PA-18-95 - One 65kW (90hp) Continental C-90-12F or 8F flat four piston engine driving a two blade fixed pitch propeller. 
PA-18-150 - One 110kW (150hp) Lycoming O-320.

PA-18-95 - Max speed 180km/h (97kt), max cruising speed 161km/h (87kt). Initial rate of climb 710ft/min. Service ceiling 15,750ft. Max range with no reserves 580km (313nm). PA-18-150 - Max speed 210km/h (113kt), max cruising speed 185km/h (100kt), economical cruising speed 170km/h (90kt). Initial rate of climb 960ft/min. Service ceiling 19,000ft. Range at max cruising speed and no reserves 740km (400nm).

PA-18-95 - Empty 367kg (910lb), max takeoff 680kg (1500lb).
PA-18-150 - Empty 429kg (946lb), max takeoff 794kg (1750lb).

PA-18-95 - Wing span 10.73m (35ft 3in), length 6.83m (22ft 5in), height 2.02m (6ft 9in). Wing area 16.6m2 (178.5sq ft).
PA-18-150 - Same except for length 6.88m (22ft 7in).

Typical seating for two in tandem.

Almost 7500 Super Cubs (including 1700 military) built until 1981 when production originally ceased. Piper production for WTA between 1982 and 1988 totalled 250. Piper production between 1988 and 1994 approximately 100.
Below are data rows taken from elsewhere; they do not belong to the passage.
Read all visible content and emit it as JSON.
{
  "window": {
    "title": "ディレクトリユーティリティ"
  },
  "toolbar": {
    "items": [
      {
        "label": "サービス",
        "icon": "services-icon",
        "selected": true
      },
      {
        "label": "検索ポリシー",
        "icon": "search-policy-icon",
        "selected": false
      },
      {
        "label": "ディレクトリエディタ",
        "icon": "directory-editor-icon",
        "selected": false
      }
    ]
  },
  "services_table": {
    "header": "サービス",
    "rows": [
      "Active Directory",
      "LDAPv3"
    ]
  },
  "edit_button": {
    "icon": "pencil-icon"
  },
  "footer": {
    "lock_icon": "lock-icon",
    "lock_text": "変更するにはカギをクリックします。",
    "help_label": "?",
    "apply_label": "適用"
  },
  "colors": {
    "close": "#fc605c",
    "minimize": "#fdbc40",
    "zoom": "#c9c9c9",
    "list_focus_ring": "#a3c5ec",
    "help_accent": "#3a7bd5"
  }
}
Er. Aakanksha Saxena [B.Tech-EE]

Software Trainee/Blog Master